Professor JoAnn Carmin

We are saddened to report the news that Associate Professor JoAnn Carmin passed away on July 15, 2014. 

Academia and Disaster Planning

DUSP Lecturers Mary Anne Ocampo and Stephen Gray have written a new story on the Sasaki blog describing their recent class on disaster planning and alternative futures for south shore Long Island.  The class challenged graduate students to imagine new designs for the Massapequas, a community southeast of Levittown, New York, that is characterized by dense single-family suburban development, asking students to consider the site not only as a physical location, but also as a dynamic construct influenced by natural, cultural, e

Caitlin Cameron (MCP 2012) Wins DUSP Excellence in Public Service Award

At the Annual Commencement Breakfast and Awards Ceremony for 2013-2014, the Department of Urban Studies and Planning was pleased to name Caitlin Cameron (MCP 2012) as the winner of this year's Excellence in Public Service Award.

The prize was established in 1999 to encourage graduates from MIT's Master in City Planning program who choose to pursue public service careers, and to recognize outstanding public service achievements by recent MCP graduates. Winners received up to $10,000 to reduce outstanding education debt.

Kelly Heber Awarded the Venture Hive Virtual Accelerator Prize

Captured, a tool created by Kelly Heber and Ian Dunning, was awarded the Venture Hive Virtual Accelerator Prize at the 2014 US Department of State sponsored Fish Hackathon, that ran concurrently with the Our Oceans 2014 Conference convened by Secretary John Kerry. The prize includes three months of financial support from Venture Hive as well as consulting assistance to develop product goals and longterm strategy.

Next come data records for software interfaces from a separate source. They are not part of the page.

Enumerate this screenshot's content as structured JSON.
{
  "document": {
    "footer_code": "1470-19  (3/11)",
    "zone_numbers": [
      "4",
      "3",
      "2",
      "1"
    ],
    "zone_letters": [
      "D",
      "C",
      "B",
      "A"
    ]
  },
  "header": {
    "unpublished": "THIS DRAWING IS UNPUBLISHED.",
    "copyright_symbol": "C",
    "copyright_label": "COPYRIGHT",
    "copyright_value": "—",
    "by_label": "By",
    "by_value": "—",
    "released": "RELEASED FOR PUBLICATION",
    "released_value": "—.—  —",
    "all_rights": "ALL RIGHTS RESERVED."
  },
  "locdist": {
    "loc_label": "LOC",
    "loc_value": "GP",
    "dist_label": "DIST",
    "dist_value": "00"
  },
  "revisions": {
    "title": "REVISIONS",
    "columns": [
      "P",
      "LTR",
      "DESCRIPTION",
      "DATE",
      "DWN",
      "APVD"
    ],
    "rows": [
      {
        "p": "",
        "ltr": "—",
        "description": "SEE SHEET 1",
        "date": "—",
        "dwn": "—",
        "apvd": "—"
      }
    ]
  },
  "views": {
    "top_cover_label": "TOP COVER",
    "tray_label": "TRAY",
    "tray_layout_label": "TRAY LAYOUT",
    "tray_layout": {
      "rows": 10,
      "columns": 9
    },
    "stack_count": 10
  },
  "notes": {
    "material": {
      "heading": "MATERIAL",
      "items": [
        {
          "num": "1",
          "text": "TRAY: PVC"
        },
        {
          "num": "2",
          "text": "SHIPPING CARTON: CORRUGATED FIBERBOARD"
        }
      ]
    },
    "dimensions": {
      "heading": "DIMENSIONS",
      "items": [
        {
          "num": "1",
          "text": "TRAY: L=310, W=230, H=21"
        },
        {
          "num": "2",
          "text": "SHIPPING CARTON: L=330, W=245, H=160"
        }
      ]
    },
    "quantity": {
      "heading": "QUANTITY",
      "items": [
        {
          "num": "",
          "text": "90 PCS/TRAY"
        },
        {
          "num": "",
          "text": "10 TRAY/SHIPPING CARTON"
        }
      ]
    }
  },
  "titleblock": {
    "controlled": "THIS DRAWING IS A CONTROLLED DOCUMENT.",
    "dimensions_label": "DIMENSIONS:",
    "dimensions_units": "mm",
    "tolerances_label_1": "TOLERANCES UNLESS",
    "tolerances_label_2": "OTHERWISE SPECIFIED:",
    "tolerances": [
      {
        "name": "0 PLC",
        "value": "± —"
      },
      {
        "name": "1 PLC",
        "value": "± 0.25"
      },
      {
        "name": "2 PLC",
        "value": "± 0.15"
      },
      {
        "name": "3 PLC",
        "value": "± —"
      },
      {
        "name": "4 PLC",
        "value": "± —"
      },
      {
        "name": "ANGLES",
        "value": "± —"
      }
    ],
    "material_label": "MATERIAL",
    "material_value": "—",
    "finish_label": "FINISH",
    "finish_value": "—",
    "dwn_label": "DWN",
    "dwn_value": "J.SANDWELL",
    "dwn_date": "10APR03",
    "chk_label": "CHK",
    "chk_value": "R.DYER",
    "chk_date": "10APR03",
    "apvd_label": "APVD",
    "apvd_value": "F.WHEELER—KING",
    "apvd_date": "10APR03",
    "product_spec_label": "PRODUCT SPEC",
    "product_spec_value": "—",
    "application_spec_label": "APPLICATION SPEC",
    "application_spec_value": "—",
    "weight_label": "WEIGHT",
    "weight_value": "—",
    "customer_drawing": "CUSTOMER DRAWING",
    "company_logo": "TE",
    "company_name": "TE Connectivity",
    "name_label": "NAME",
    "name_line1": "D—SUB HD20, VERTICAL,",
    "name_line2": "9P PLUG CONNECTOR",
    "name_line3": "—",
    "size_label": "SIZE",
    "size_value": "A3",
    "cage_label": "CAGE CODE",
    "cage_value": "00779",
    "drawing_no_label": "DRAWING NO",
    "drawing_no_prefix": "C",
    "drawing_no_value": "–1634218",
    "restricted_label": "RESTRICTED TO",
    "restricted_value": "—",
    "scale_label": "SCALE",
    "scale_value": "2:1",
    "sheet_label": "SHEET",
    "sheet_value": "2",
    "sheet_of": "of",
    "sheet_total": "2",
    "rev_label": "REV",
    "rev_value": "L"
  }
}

Mark Jarzombek named Interim Dean of SA+P

Professor Mark Jarzombek has been named interim dean of MIT’s School of Architecture and Planning (SA+P), effective July 1.

Jarzombek, who has served as SA+P’s associate dean since 2007, succeeds Adele Naude Santos, who announced on Jan. 28 that she would step down and return to the faculty after 10 years as dean.

SENSEable City Study of Commuting Times

How much commuting can you tolerate? A new study by DUSP researchers shows that across countries, people assess their commutes by the time it takes them to complete the trip, generally independent of the distance they have to travel — as long as they have a variety of commuting options to chose from.
The study, which compares commuting practices in five locations on four continents, also demonstrates the methodological validity of using mobile phone data to create an accurate empirical picture of commuting.

Pages